Hanoi, Oct 7 (Latin Press) Vietnam’s economy is today the fastest growing in Southeast Asia and the trend will continue in the coming years despite the instabilities of regional and global trade, agree international organizations.
Experts from various banks and rating agencies base their forecasts on the sustained growth of the Gross Domestic Product (GDP) in the last decade (an average of more than six percent), but above all on the records of 2019.
The Vietnamese economy grew 6.98 percent from January to the end of September, a record for a period of this duration in the last nine years. And it did so in a growing way: in the first quarter it expanded 6.73 percent; in the second, 6.82 percent; and in the third, 7.31 percent.
Faced with such figures, the U.S.-based Citigroup, the world’s largest financial services company, adjusted its forecast for the Indochinese nation’s GDP for this year from 6.7 percent to 6.9 percent.
Important entities in neighboring Singapore also made optimistic predictions: United Overseas raised it to 6.8 percent and Maybank Kim Eng Research to seven, while the consulting firm Capital Economics kept it at the highest of those levels.
Shortly before the spectacular end of September, other institutions gave Vietnam’s economy outstanding ratings. The Asian Development Bank, for example, predicted growth of 6.8 percent. At this time he’s probably considering raising his grade.
Individual predictions are also auspicious. Edward Lee, head of Standard Chartered Vietnam’s economic research group in Southeast and South Asia, estimated that Vietnam’s GDP will increase 6.9 percent in 2019 and maintain an upward trend until 2021.
Most specialized agencies base such calculations on the growing flow of foreign direct investment (FDI) to Vietnam, the sustained growth of exports, the strength of the processing and manufacturing industry and the steady rise in domestic consumption, among several factors.
Other elements, of course, act against or are a box of surprises.
Among the domestic ones are lower growth in industrial production compared to 2018; the slowdown in the arrival of foreign tourists; defaults in the disbursement of public investment capital; and default in the liquidation of loans.
Also, the impact of climate change (drought in several areas of the country), the fall in international prices of several key items such as rice and coffee, and an epidemic of African swine fever that has forced the slaughter of about 15 percent of the national herd of pigs.
Among the external ones, there is the issue of the trade war between the United States.

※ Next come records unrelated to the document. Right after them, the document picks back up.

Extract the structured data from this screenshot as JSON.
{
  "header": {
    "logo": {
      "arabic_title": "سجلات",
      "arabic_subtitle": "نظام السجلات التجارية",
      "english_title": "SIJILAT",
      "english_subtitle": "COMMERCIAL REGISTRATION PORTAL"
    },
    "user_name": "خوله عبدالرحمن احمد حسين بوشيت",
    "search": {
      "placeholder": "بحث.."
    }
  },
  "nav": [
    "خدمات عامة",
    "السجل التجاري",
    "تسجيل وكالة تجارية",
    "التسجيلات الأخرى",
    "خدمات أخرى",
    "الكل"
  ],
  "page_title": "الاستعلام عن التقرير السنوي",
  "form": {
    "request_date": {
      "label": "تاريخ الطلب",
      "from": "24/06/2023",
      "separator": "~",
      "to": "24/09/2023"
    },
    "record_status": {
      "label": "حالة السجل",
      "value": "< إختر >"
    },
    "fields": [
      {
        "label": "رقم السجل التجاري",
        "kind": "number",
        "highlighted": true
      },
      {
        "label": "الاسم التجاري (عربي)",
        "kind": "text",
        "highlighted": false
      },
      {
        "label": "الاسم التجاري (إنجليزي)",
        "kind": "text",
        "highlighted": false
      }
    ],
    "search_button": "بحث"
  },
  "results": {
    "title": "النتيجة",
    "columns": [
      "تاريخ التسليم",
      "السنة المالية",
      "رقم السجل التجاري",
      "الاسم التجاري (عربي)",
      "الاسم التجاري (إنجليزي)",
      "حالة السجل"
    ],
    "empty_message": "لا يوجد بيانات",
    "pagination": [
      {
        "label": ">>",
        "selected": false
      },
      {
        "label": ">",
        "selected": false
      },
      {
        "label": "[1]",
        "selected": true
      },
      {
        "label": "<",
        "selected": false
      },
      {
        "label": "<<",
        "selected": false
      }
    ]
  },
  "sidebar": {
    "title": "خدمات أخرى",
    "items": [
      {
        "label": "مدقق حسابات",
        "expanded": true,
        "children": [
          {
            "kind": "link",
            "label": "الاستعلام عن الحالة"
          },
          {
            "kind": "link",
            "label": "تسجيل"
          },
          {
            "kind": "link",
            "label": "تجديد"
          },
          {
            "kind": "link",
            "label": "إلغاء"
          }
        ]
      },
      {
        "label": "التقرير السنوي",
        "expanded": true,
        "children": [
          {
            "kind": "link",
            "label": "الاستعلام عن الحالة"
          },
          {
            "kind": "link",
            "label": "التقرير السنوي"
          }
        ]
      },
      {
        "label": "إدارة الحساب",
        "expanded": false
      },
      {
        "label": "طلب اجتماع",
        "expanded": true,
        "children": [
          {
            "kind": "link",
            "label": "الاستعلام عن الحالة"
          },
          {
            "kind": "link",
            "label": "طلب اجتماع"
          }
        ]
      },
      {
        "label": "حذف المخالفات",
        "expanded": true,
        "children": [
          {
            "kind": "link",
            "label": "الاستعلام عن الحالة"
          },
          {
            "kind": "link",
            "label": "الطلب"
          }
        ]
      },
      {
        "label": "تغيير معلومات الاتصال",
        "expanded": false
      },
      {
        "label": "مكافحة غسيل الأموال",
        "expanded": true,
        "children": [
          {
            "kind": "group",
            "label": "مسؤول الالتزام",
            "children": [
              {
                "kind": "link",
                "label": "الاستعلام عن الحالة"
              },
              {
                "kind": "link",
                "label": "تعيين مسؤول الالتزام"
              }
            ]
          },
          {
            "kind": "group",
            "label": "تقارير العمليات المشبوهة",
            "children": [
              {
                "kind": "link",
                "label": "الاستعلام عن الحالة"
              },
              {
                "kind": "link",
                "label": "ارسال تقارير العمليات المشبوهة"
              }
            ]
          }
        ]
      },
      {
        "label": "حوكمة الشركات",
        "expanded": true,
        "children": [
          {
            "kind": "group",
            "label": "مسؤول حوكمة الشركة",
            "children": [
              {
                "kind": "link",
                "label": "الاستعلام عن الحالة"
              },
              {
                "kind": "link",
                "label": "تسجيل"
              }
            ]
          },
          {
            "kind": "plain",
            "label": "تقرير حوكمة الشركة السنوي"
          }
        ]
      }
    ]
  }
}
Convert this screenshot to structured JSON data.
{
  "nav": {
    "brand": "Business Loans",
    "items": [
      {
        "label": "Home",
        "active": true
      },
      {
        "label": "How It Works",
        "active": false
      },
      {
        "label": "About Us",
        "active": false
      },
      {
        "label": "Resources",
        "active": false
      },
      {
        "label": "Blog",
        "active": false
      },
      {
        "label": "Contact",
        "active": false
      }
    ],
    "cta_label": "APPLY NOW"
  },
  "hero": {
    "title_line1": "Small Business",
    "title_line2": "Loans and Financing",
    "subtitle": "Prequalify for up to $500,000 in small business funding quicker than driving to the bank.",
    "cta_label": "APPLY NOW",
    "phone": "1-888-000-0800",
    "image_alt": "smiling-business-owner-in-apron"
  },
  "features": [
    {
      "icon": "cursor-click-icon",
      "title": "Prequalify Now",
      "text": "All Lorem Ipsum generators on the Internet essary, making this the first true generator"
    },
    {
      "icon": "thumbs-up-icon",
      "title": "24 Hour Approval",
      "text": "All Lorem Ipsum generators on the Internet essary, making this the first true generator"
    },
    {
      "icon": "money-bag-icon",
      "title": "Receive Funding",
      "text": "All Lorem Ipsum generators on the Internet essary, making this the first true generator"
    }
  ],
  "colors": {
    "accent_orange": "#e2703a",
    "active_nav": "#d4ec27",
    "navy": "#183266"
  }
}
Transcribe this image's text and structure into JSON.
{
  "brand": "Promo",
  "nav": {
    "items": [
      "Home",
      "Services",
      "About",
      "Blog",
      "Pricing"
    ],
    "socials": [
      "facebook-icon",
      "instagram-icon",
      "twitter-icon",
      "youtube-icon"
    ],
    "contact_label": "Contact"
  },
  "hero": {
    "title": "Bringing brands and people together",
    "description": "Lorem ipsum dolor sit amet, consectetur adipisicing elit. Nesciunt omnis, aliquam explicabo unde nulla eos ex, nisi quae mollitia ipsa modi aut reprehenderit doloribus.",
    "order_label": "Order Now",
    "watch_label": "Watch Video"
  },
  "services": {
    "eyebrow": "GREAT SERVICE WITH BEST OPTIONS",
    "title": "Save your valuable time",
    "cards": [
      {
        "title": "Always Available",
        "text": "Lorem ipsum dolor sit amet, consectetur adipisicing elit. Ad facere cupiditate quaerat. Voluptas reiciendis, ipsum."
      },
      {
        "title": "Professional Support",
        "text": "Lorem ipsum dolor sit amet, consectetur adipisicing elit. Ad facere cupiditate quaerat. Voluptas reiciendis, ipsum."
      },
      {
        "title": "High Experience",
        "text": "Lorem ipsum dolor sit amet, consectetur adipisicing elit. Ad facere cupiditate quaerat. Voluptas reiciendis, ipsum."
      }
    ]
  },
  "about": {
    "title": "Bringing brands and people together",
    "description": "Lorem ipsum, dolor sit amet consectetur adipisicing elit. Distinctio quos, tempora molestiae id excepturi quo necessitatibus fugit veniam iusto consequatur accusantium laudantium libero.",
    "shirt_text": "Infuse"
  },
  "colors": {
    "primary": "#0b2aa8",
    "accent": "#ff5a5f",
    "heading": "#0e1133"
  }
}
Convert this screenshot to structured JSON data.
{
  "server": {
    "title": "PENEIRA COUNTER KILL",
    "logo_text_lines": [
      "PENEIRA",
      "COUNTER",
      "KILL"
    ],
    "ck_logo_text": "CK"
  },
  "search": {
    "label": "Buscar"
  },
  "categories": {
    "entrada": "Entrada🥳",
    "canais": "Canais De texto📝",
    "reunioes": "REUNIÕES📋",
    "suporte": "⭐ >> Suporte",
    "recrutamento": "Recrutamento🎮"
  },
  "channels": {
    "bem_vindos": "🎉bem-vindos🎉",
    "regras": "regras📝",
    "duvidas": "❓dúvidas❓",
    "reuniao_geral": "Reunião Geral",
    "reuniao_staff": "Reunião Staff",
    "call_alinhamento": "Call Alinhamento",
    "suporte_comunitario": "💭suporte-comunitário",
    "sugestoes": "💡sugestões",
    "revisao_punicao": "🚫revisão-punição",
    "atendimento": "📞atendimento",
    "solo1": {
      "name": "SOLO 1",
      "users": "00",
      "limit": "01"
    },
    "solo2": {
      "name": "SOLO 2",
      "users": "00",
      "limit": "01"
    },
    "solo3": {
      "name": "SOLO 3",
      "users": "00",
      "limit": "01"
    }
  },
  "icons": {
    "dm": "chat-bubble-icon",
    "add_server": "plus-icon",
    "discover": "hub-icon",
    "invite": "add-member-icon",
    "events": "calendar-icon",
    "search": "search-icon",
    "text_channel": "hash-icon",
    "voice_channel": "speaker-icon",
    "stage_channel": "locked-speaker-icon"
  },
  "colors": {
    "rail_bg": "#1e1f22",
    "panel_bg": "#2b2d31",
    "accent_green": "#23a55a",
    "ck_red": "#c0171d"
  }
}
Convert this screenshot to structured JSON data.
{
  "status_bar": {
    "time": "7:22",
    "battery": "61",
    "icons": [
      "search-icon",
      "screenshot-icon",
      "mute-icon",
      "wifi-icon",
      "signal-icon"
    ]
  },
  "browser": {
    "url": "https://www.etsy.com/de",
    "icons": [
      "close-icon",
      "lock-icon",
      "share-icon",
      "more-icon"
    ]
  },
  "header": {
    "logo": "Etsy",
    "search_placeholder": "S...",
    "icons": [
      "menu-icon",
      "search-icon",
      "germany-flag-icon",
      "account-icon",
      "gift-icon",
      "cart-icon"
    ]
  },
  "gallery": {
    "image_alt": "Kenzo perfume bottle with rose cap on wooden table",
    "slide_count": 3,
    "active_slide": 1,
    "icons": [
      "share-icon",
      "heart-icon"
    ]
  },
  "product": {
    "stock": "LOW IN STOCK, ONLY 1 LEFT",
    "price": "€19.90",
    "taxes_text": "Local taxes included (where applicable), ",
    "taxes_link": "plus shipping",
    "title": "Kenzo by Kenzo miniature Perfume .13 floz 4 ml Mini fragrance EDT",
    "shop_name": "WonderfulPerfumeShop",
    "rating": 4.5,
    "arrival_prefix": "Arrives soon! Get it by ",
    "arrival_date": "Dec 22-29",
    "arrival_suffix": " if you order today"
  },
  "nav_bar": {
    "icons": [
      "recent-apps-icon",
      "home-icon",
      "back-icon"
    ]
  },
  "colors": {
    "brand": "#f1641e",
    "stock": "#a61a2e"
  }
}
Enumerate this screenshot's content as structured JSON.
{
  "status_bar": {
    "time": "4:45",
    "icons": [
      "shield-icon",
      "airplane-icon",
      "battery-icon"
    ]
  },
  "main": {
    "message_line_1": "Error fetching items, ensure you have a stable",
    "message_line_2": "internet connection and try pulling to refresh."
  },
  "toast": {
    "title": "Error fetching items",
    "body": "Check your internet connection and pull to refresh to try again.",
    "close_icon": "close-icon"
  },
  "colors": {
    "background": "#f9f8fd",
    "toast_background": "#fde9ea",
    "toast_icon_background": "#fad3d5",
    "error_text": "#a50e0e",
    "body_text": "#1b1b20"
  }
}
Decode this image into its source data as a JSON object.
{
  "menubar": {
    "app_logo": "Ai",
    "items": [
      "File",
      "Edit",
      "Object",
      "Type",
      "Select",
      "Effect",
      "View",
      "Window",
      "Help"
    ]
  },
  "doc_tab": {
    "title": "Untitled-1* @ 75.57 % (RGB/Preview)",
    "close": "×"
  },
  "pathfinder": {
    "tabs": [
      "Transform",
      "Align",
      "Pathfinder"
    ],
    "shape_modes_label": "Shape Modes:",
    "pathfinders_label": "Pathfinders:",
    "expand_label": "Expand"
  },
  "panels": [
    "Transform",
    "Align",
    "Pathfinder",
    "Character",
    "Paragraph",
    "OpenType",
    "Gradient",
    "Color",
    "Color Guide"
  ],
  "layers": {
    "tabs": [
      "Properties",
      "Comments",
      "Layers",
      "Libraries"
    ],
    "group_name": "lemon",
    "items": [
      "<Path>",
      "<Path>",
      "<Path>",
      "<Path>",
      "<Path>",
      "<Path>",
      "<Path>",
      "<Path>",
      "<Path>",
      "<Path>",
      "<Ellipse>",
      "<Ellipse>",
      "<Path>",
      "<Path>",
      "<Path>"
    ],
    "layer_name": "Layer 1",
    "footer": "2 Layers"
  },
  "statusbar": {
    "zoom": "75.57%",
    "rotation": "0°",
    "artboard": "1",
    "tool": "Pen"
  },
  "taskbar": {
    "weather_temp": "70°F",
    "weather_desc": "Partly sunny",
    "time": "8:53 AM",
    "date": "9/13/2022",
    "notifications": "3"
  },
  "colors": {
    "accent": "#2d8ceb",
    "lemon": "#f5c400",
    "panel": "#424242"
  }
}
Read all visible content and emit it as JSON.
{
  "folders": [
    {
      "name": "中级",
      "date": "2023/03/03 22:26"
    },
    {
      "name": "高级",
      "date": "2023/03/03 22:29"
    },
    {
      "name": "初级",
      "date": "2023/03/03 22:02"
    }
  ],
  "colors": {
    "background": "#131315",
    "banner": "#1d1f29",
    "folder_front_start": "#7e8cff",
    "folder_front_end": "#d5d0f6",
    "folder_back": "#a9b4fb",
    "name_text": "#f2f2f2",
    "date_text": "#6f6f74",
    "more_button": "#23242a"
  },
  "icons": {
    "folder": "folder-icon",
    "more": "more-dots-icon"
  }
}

At the beginning of the war, most experts thought that Vietnam would fish in a rough river, but at this time few know if it has really won anything, and less those who know if it will win or lose in the future.
The Vietnamese economy, however, is healing in health.
A few days ago, in his usual monthly meeting with the cabinet, Prime Minister Nguyen Xuan Phuc urged to apply rigorously and creatively the reforms underway to prevent the country from external and internal contingencies.
Xuan Phuc agreed that the main macroeconomic indicators show a remarkable behavior, but warned that the unstable international scenario and the aforementioned factors of domestic nature could compromise the year.
With regard to protectionist policies and tariff conflicts between the major powers, he urged the officials and bodies concerned to closely monitor eventualities, evaluate them comprehensively to determine the impact on Vietnam and advise on measures capable of counteracting them.
With regard to internal shortcomings, he called on the authorities at all levels to rigorously implement the economic reforms in which the country is engaged, and to adjust them when specific situations so require. Ministers and heads of sectors have a great responsibility in this work, he remarked.
Delineated and ruled by the Communist Party, in the Indochinese nation the policy of renewal, or Doi Moi, has been underway since 1986, according to which the country follows a market economy model oriented towards socialism.
In its shadow, Vietnam has largely healed from the wounds of war and underdeveloped, became a developing country and middle income.
Built on the ruins of successive and devastating wars, the Vietnamese economy is emerging as proof that there are alternatives to the capitalist model. And that socialism is viable when it is built under unprejudiced and creative guidelines.
(Taken from PL in Spanish)